### Task requirements
Show, in full, each line of the data that contains "Mesh".
* * * *
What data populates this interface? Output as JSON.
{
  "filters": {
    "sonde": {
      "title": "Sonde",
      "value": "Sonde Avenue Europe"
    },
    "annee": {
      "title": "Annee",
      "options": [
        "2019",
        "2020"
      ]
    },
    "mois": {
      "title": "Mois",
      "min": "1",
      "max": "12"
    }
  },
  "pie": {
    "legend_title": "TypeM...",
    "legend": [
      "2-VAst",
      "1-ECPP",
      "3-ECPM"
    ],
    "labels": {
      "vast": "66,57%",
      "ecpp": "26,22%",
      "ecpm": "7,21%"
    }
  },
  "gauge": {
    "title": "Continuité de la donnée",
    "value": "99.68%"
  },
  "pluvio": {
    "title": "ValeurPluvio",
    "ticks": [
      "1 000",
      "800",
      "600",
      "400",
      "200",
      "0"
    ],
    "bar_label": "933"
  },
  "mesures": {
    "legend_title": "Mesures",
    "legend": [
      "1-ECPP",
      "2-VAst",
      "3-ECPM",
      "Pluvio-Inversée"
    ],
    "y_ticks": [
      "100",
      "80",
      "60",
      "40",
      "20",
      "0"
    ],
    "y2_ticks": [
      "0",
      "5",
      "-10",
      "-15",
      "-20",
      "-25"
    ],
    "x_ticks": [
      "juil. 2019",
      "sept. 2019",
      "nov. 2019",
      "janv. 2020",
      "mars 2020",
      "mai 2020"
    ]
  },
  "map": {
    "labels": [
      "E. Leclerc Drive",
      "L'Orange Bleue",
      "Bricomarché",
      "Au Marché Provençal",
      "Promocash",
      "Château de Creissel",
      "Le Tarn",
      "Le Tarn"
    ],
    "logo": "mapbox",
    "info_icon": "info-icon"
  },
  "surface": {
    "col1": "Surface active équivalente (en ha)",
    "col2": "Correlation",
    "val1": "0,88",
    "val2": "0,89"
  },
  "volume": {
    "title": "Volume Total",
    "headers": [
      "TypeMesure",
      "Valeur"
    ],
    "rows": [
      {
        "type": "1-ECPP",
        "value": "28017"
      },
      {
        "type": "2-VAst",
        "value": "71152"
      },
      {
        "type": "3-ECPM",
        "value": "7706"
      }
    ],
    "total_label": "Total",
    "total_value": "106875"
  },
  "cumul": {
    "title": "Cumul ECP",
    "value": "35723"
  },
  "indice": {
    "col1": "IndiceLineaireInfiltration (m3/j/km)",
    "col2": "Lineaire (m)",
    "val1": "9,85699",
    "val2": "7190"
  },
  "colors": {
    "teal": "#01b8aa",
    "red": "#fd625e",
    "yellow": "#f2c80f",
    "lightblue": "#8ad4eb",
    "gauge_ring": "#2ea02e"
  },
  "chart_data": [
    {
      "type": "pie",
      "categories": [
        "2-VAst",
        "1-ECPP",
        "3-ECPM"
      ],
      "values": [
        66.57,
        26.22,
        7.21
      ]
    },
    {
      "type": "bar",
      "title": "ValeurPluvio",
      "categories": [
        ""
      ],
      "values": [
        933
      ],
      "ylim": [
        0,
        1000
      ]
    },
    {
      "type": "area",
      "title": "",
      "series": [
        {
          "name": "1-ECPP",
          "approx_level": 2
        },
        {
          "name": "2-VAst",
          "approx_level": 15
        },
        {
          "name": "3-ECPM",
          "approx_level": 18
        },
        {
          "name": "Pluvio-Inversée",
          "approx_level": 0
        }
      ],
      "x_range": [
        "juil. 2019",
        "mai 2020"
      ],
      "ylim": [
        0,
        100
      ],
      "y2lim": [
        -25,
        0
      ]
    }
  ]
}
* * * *
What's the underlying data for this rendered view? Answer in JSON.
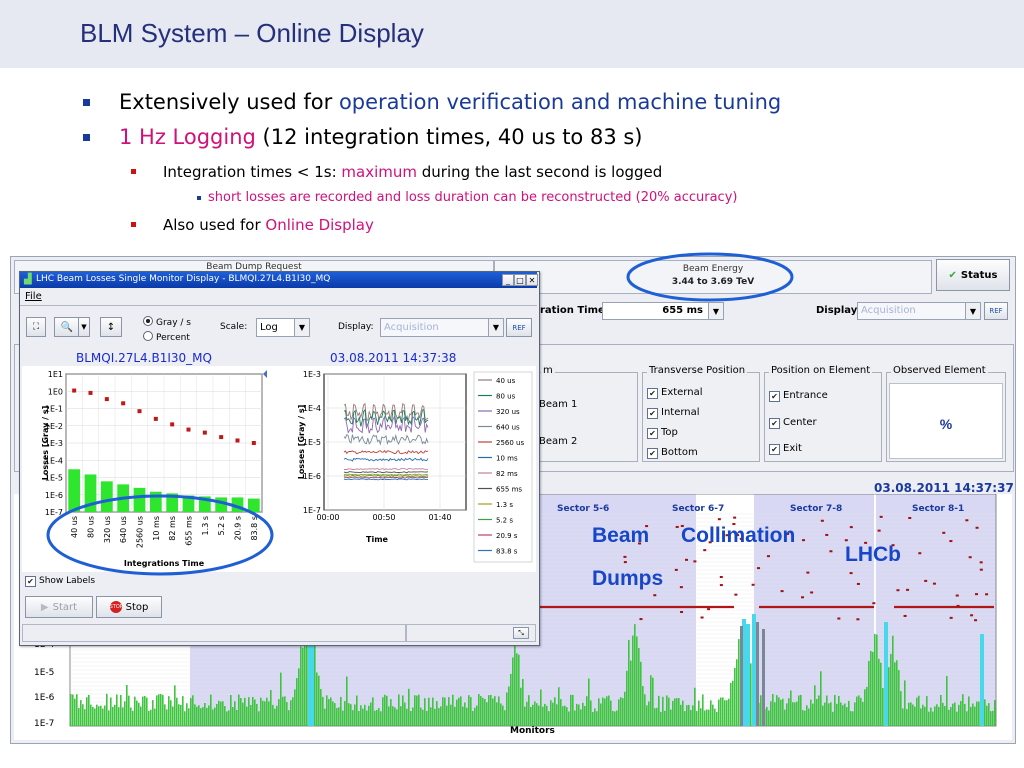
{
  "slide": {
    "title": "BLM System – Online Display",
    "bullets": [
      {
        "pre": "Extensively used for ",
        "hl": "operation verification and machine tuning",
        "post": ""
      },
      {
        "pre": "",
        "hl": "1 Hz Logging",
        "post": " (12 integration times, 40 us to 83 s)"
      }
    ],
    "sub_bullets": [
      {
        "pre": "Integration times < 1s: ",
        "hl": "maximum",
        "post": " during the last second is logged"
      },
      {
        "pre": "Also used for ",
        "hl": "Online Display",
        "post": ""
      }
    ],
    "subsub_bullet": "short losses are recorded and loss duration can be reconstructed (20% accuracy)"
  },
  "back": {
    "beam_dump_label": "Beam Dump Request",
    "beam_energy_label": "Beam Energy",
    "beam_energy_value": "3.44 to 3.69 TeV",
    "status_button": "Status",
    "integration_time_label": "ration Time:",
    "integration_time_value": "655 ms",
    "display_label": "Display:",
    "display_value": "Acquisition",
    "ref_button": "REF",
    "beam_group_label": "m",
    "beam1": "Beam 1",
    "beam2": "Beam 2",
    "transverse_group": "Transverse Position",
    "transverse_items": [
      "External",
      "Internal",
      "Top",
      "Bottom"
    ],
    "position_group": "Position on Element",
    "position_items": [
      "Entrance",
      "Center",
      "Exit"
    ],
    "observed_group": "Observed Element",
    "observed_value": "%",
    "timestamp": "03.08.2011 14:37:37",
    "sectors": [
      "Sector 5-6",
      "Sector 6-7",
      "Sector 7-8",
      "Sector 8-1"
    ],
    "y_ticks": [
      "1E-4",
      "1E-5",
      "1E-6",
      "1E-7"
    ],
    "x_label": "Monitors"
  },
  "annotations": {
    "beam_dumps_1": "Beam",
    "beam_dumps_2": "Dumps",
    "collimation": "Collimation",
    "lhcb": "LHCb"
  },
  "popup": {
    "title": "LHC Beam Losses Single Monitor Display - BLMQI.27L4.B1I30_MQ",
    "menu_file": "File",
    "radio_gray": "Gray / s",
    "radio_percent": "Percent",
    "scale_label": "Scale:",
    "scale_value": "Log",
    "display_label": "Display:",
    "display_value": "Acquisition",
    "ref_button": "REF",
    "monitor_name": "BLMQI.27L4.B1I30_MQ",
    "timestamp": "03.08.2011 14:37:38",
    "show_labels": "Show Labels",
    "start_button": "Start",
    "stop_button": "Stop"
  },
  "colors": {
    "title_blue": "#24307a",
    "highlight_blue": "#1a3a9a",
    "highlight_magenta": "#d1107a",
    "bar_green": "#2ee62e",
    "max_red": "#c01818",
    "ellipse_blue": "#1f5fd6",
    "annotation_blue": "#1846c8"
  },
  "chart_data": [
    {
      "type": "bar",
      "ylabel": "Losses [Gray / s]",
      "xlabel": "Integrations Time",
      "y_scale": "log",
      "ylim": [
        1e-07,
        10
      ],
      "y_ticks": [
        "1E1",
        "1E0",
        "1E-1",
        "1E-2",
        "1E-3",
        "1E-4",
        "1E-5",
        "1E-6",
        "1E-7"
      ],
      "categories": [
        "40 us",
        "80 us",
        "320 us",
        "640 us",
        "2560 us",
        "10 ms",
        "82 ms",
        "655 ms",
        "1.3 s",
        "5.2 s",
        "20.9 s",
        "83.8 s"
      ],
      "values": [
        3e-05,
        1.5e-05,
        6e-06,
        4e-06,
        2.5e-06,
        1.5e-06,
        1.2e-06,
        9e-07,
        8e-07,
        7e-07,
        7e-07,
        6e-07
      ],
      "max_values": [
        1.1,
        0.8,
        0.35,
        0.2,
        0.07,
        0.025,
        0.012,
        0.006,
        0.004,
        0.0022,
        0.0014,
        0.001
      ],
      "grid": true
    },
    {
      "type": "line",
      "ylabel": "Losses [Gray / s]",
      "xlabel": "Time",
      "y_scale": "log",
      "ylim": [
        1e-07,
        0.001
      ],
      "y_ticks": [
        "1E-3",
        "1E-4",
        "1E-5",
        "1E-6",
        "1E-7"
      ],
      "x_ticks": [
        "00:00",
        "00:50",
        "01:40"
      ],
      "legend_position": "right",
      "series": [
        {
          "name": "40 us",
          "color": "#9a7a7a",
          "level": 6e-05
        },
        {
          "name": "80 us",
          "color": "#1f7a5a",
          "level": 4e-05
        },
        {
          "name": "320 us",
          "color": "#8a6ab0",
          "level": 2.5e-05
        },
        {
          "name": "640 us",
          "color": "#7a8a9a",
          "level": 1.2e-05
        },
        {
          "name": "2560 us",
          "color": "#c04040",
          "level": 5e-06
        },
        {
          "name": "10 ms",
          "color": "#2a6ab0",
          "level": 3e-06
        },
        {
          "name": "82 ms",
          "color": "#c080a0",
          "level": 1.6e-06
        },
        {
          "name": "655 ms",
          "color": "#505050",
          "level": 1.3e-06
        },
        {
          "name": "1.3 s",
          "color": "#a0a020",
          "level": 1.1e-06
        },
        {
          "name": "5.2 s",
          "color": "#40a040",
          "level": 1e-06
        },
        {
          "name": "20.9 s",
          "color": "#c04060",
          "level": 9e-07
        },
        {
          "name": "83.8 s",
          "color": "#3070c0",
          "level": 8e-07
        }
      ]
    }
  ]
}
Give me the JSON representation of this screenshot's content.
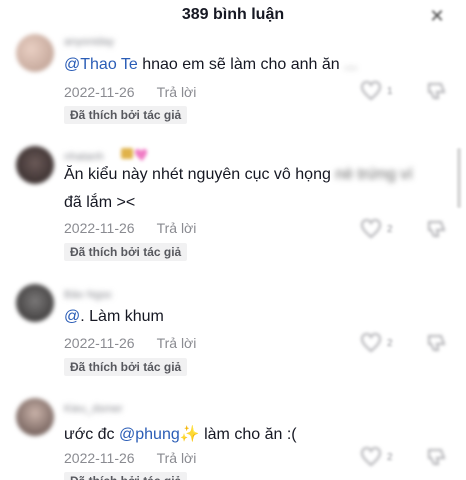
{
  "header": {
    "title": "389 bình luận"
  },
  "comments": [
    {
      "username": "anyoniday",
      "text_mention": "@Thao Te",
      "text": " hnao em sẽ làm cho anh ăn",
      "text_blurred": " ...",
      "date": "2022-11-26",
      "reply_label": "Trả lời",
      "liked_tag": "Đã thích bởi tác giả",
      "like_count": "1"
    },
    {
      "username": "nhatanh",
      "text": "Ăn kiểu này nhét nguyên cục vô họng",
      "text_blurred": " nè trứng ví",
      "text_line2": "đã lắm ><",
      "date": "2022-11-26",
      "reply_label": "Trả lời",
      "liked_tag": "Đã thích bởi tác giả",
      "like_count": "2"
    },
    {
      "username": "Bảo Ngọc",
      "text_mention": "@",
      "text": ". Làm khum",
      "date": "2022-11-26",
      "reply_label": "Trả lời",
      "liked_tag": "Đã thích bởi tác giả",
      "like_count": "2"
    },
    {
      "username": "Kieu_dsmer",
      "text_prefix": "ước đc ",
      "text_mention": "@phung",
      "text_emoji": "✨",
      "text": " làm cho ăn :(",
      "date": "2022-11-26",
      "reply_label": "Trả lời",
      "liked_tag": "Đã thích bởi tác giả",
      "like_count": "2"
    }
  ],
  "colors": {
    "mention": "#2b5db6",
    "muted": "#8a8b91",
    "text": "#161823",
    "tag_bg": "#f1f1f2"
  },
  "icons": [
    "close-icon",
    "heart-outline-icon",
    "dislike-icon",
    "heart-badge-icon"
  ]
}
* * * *
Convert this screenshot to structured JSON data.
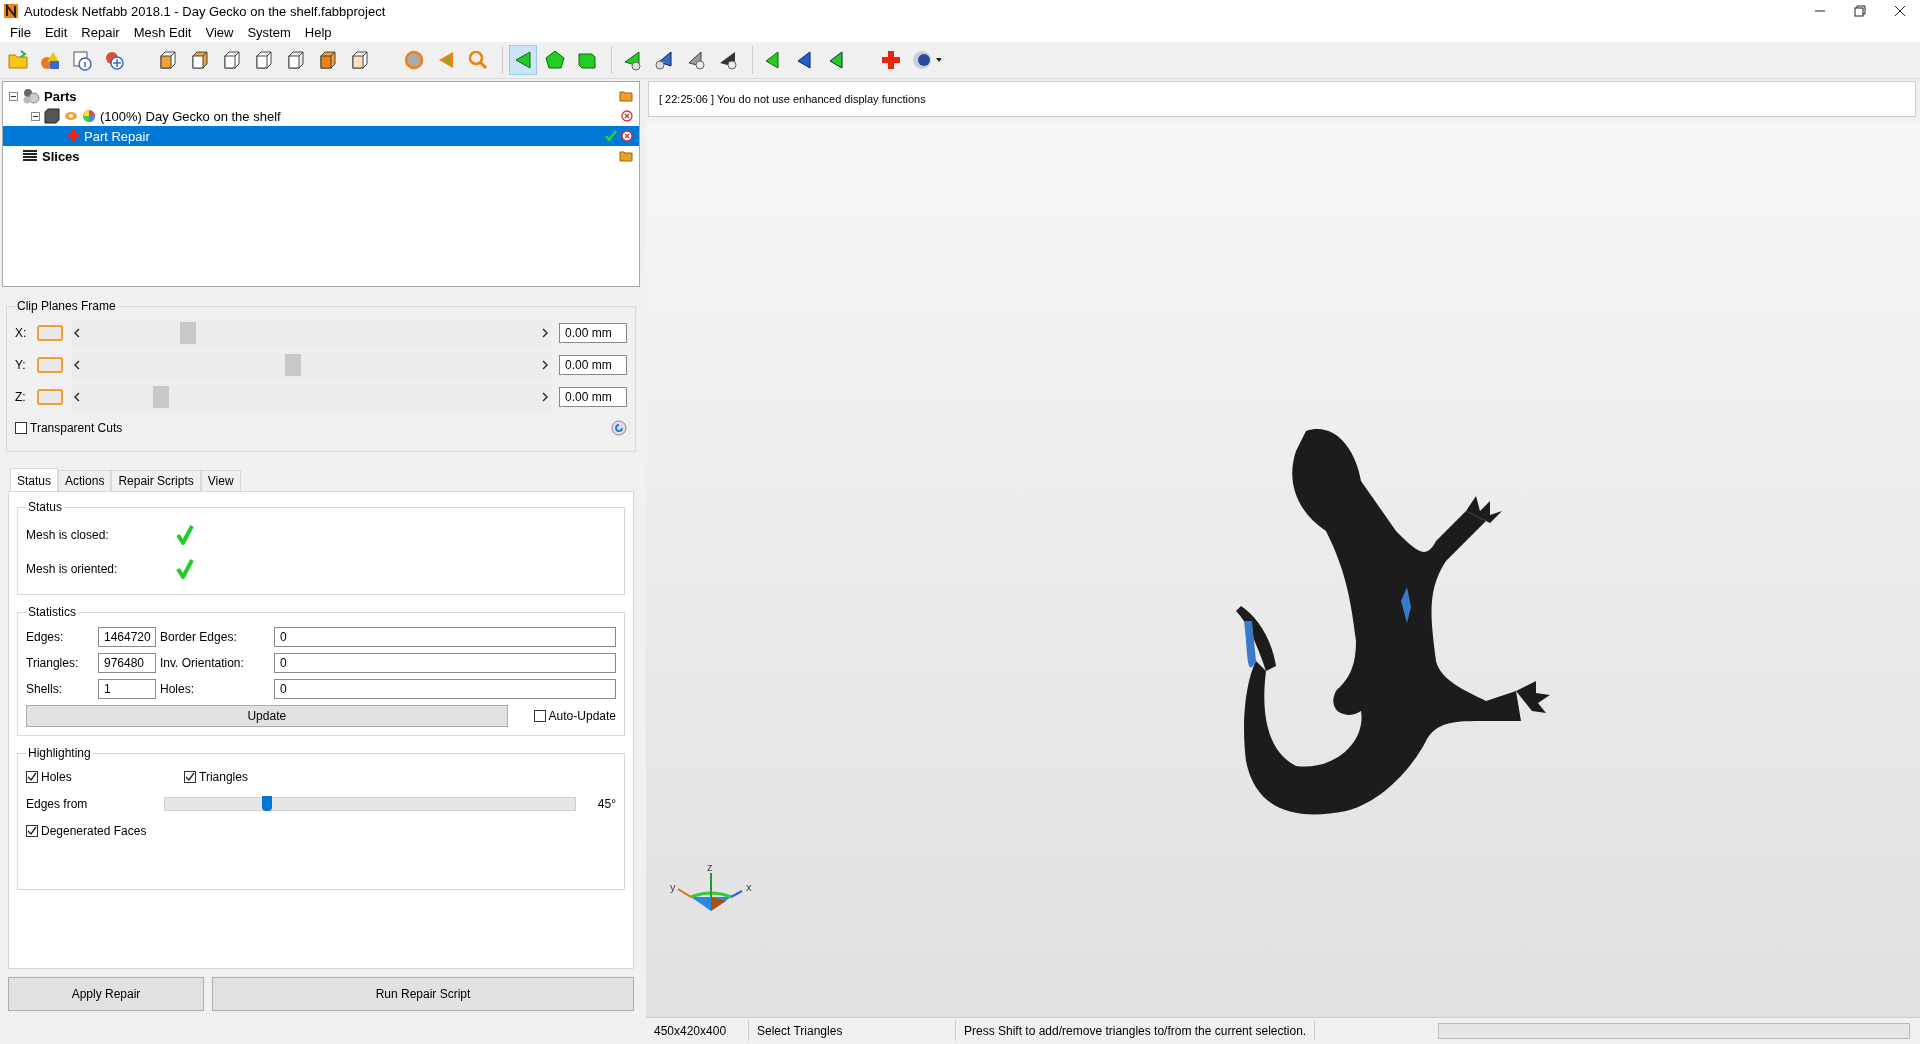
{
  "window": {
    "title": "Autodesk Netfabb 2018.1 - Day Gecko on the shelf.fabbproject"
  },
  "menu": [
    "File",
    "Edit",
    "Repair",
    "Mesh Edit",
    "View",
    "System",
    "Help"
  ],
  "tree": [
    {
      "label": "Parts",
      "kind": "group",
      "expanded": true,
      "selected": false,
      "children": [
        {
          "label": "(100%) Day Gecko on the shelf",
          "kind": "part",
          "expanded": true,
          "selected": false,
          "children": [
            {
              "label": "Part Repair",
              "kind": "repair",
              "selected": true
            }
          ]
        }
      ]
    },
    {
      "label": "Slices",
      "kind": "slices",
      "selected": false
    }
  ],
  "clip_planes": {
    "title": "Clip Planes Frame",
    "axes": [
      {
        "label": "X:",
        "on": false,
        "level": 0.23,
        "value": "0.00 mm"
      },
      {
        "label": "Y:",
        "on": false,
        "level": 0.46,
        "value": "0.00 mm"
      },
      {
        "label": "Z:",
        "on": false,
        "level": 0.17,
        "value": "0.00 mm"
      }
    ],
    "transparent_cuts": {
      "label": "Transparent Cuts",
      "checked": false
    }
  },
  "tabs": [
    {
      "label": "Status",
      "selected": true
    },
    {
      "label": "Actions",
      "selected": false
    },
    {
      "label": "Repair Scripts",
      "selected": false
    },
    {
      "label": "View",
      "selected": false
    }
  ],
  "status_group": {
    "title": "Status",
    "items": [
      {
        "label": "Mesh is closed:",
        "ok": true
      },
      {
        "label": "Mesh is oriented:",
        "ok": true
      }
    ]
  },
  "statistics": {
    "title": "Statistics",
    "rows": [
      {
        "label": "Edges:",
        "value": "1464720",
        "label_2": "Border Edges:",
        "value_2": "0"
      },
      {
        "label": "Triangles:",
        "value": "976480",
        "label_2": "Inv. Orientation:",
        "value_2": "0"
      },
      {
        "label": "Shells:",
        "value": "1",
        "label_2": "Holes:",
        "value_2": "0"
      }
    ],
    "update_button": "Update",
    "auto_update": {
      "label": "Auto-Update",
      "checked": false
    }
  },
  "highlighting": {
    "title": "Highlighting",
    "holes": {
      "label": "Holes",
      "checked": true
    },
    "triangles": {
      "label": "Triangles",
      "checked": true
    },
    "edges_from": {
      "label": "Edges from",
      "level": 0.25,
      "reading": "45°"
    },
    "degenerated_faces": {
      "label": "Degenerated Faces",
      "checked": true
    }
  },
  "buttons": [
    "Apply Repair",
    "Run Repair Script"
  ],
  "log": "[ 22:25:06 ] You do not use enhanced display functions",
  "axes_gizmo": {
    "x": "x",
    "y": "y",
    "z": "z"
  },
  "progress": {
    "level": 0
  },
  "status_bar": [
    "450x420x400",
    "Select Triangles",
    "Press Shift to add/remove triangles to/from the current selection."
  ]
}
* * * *
### Worked solution
    "Mesh Edit",
        "label": "Mesh is closed:",
        "label": "Mesh is oriented:",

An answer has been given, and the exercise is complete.